··· DATA TO EXAMINE

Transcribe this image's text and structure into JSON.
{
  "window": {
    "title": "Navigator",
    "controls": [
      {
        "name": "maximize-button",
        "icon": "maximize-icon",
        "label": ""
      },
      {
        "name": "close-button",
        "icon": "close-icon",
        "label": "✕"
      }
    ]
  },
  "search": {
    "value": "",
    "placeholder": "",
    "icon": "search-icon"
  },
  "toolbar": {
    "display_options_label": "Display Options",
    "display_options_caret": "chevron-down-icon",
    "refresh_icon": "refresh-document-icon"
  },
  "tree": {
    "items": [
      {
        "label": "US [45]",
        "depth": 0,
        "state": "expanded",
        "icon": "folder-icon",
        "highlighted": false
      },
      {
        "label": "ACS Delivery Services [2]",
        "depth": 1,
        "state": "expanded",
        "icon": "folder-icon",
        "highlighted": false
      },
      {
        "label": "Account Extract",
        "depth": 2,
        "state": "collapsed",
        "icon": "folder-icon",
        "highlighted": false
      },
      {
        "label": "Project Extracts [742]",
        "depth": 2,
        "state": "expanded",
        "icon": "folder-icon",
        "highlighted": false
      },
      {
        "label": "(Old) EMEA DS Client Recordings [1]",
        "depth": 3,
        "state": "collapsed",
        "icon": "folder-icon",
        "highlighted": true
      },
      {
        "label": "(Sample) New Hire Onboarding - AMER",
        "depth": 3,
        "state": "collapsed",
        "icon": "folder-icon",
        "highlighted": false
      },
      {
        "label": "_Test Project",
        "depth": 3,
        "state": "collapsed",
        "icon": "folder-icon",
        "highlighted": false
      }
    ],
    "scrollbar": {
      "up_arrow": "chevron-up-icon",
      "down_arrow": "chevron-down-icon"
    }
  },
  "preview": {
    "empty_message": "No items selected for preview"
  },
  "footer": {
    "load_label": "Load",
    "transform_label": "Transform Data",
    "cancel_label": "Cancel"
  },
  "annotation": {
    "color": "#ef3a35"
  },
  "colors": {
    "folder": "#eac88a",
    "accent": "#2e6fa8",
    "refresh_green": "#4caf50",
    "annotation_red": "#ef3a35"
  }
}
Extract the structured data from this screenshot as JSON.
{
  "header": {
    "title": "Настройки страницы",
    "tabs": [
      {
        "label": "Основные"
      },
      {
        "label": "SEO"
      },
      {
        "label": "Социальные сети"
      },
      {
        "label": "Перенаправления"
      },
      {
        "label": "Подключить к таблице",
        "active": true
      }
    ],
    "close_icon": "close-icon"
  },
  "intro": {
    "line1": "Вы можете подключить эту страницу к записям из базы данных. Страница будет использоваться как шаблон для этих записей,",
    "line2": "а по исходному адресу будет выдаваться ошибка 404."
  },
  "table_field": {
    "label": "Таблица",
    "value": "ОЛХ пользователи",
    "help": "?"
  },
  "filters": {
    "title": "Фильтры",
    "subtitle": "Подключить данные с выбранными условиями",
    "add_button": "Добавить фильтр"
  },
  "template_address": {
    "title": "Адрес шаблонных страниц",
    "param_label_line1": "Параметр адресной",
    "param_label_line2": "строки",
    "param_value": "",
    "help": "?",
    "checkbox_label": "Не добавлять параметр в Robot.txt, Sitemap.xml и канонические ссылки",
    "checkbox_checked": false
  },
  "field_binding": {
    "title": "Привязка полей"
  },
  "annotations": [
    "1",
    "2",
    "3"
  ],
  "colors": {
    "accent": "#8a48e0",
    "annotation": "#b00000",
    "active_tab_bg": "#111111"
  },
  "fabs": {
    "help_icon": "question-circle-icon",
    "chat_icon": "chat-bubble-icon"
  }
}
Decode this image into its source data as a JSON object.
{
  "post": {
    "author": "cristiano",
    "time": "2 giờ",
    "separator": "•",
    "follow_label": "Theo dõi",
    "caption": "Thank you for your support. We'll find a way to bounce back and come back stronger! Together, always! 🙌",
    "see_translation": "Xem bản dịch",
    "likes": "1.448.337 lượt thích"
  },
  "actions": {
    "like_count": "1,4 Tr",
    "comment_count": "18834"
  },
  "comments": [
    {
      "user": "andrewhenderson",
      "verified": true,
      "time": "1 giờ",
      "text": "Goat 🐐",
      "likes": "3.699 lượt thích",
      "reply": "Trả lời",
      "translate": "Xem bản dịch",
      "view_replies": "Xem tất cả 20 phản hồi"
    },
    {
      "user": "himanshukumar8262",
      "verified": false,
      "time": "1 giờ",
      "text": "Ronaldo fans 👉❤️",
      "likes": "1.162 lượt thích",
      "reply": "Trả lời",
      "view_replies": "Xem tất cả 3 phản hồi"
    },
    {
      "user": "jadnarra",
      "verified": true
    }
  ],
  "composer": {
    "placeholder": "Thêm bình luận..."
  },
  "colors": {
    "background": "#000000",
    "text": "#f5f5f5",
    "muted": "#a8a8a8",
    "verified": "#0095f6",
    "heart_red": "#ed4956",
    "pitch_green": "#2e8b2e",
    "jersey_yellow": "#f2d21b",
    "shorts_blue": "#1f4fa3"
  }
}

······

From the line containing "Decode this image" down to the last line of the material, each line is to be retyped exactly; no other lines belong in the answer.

Decode this image into its source data as a JSON object.
{
  "post": {
    "author": "cristiano",
    "time": "2 giờ",
    "separator": "•",
    "follow_label": "Theo dõi",
    "caption": "Thank you for your support. We'll find a way to bounce back and come back stronger! Together, always! 🙌",
    "see_translation": "Xem bản dịch",
    "likes": "1.448.337 lượt thích"
  },
  "actions": {
    "like_count": "1,4 Tr",
    "comment_count": "18834"
  },
  "comments": [
    {
      "user": "andrewhenderson",
      "verified": true,
      "time": "1 giờ",
      "text": "Goat 🐐",
      "likes": "3.699 lượt thích",
      "reply": "Trả lời",
      "translate": "Xem bản dịch",
      "view_replies": "Xem tất cả 20 phản hồi"
    },
    {
      "user": "himanshukumar8262",
      "verified": false,
      "time": "1 giờ",
      "text": "Ronaldo fans 👉❤️",
      "likes": "1.162 lượt thích",
      "reply": "Trả lời",
      "view_replies": "Xem tất cả 3 phản hồi"
    },
    {
      "user": "jadnarra",
      "verified": true
    }
  ],
  "composer": {
    "placeholder": "Thêm bình luận..."
  },
  "colors": {
    "background": "#000000",
    "text": "#f5f5f5",
    "muted": "#a8a8a8",
    "verified": "#0095f6",
    "heart_red": "#ed4956",
    "pitch_green": "#2e8b2e",
    "jersey_yellow": "#f2d21b",
    "shorts_blue": "#1f4fa3"
  }
}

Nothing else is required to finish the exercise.